If your child is physically OK, try the following ideas to manage your child's crying: Help your child calm down, then ask them why they feel upset. Show you're listening by repeating your child's feelings back to them. For example, 'You're feeling sad because Sam wouldn't play with you'.Can toddlers cry for hours? ›
Persistent crying may be the first sign of a serious illness. A child with a serious illness or problem, such as an ear infection, usually cries longer than normal. But they may show others signs like being restless or furrowing their brow. Follow-up care is a key part of your child's treatment and safety.Is it OK to let a baby cry for an hour? ›
Crying it out
It's OK to let your baby cry if the baby doesn't seem sick and you've tried everything to soothe your baby.
- Model calm behavior. When something goes wrong, what is your response? ...
- Encourage independent play. ...
- Offer reassurance without enabling. ...
- Balance active time with rest and naps. ...
- Practice healthy coping skills. ...
- Take a break.
Most parents who try the cry it out method find their babies cry increasingly less over the first three nights and their crying virtually ends somewhere between the fourth and seventh nights. Eventually babies may simply fuss or screech in complaint for a couple of minutes — or simply quietly fall asleep.How much crying is too much for a toddler? ›
“Excessive crying that lasts longer than three hours a day is suspicious for colic,” Dr. Hay says. “But research from child development experts like Ronald Barr, M.D., suggests that most of these babies are in the Period of PURPLE crying, not colic.”Will my toddler ever sleep past 6am? ›
To expect your toddler to sleep past 6:30 AM is usually unrealistic. Some children naturally wake up between 5:30-6:30 AM. Other children may have developed a habit of waking up early because of sleep onset associations but are not actually ready to get up, and tend to be quite cranky.
Adjust your child's sleep schedule for school gradually. Wake your child around the same time every day, and within an hour of school wake time (ex: if school wake time is 7 a.m., wake them up by 8 a.m.). Make bedtime incrementally earlier, by 15 minutes every night.How long does 2.5 year sleep regression last? ›

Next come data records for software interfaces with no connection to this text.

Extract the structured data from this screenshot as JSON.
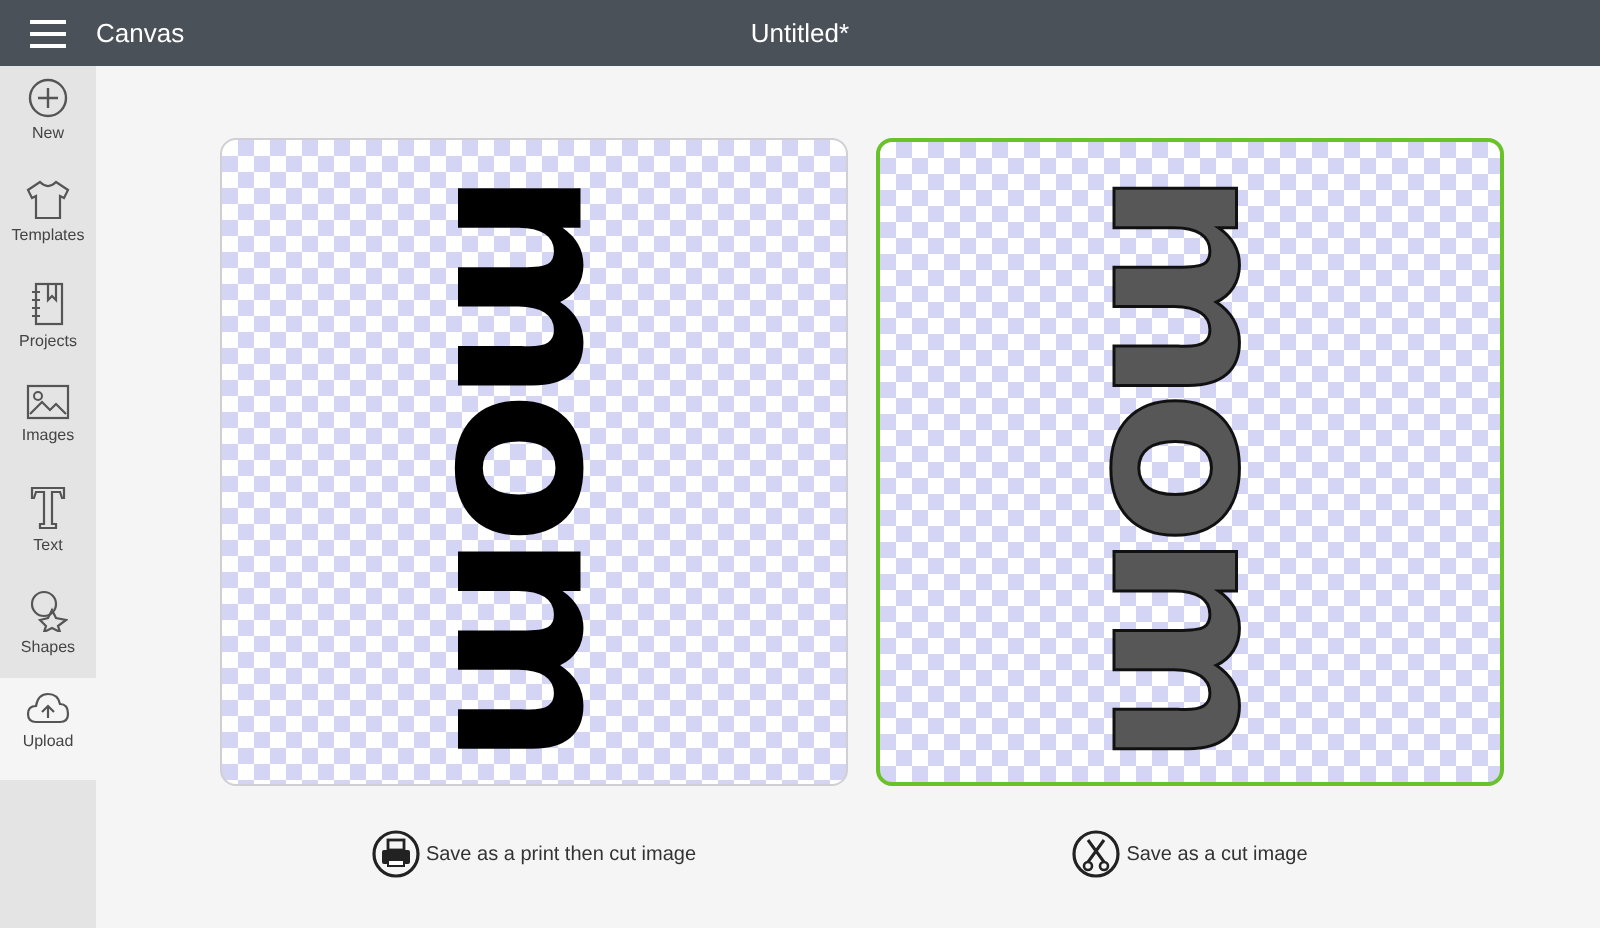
{
  "header": {
    "title": "Canvas",
    "document": "Untitled*"
  },
  "sidebar": {
    "items": [
      {
        "label": "New",
        "kind": "new",
        "selected": false
      },
      {
        "label": "Templates",
        "kind": "templates",
        "selected": false
      },
      {
        "label": "Projects",
        "kind": "projects",
        "selected": false
      },
      {
        "label": "Images",
        "kind": "images",
        "selected": false
      },
      {
        "label": "Text",
        "kind": "text",
        "selected": false
      },
      {
        "label": "Shapes",
        "kind": "shapes",
        "selected": false
      },
      {
        "label": "Upload",
        "kind": "upload",
        "selected": true
      }
    ]
  },
  "previews": [
    {
      "kind": "print",
      "artwork": "mom",
      "selected": false,
      "option": "Save as a print then cut image"
    },
    {
      "kind": "cut",
      "artwork": "mom",
      "selected": true,
      "option": "Save as a cut image"
    }
  ]
}
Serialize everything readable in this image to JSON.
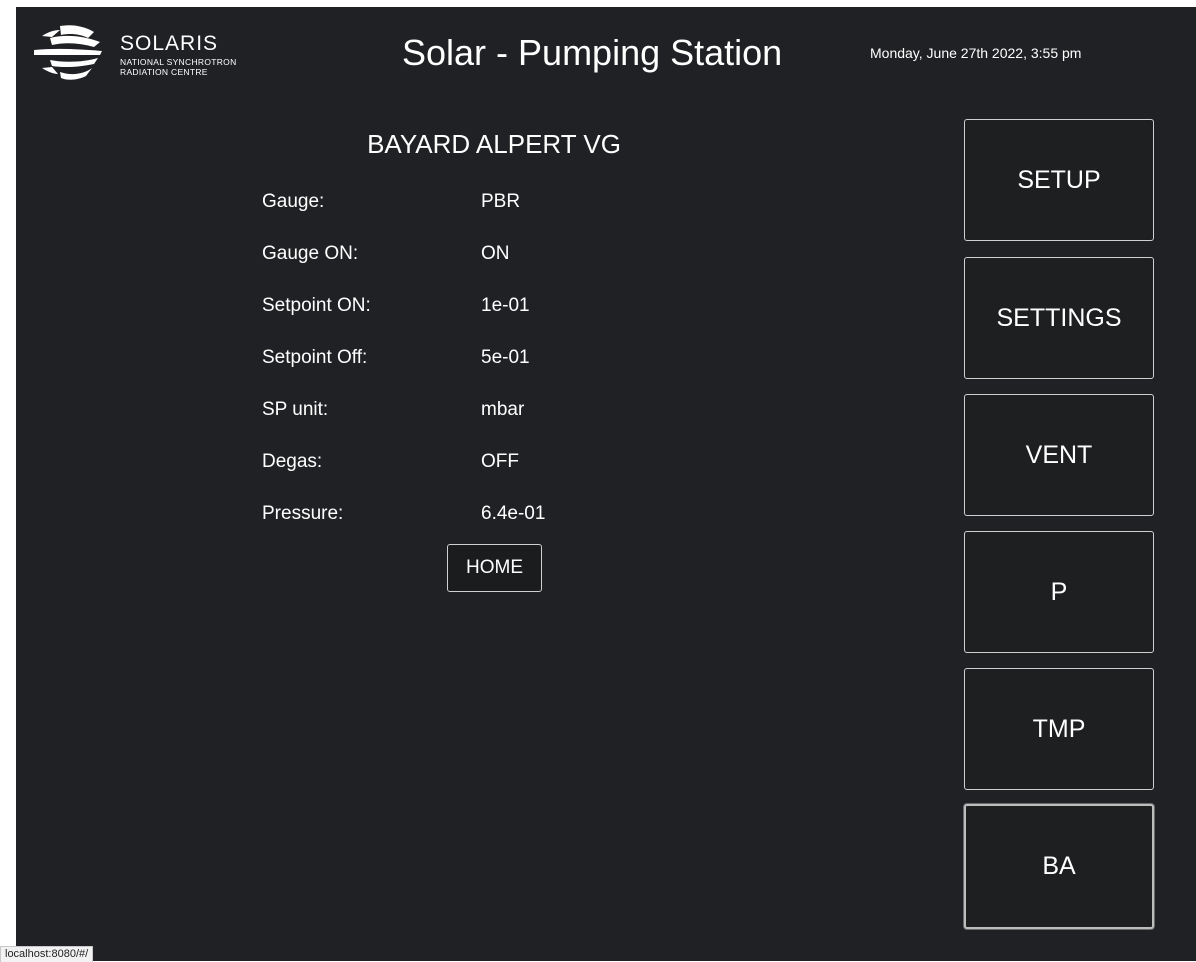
{
  "header": {
    "logo": {
      "brand": "SOLARIS",
      "subtitle": "NATIONAL SYNCHROTRON\nRADIATION CENTRE",
      "icon": "solaris-sunburst-logo"
    },
    "title": "Solar - Pumping Station",
    "datetime": "Monday, June 27th 2022, 3:55 pm"
  },
  "panel": {
    "title": "BAYARD ALPERT VG",
    "rows": [
      {
        "label": "Gauge:",
        "value": "PBR"
      },
      {
        "label": "Gauge ON:",
        "value": "ON"
      },
      {
        "label": "Setpoint ON:",
        "value": "1e-01"
      },
      {
        "label": "Setpoint Off:",
        "value": "5e-01"
      },
      {
        "label": "SP unit:",
        "value": "mbar"
      },
      {
        "label": "Degas:",
        "value": "OFF"
      },
      {
        "label": "Pressure:",
        "value": "6.4e-01"
      }
    ],
    "home_label": "HOME"
  },
  "nav": {
    "buttons": [
      {
        "label": "SETUP"
      },
      {
        "label": "SETTINGS"
      },
      {
        "label": "VENT"
      },
      {
        "label": "P"
      },
      {
        "label": "TMP"
      },
      {
        "label": "BA"
      }
    ],
    "active": "BA"
  },
  "status_bar": {
    "url": "localhost:8080/#/"
  },
  "colors": {
    "background": "#202124",
    "text": "#ffffff",
    "button_border": "#cfcfcf"
  }
}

Toddler sleep regression generally occurs between 18 months and 2 years of age, although the exact timing is different for each child. If you've noticed the symptoms, rest assured that most sleep regression stages last for only a few weeks at a time.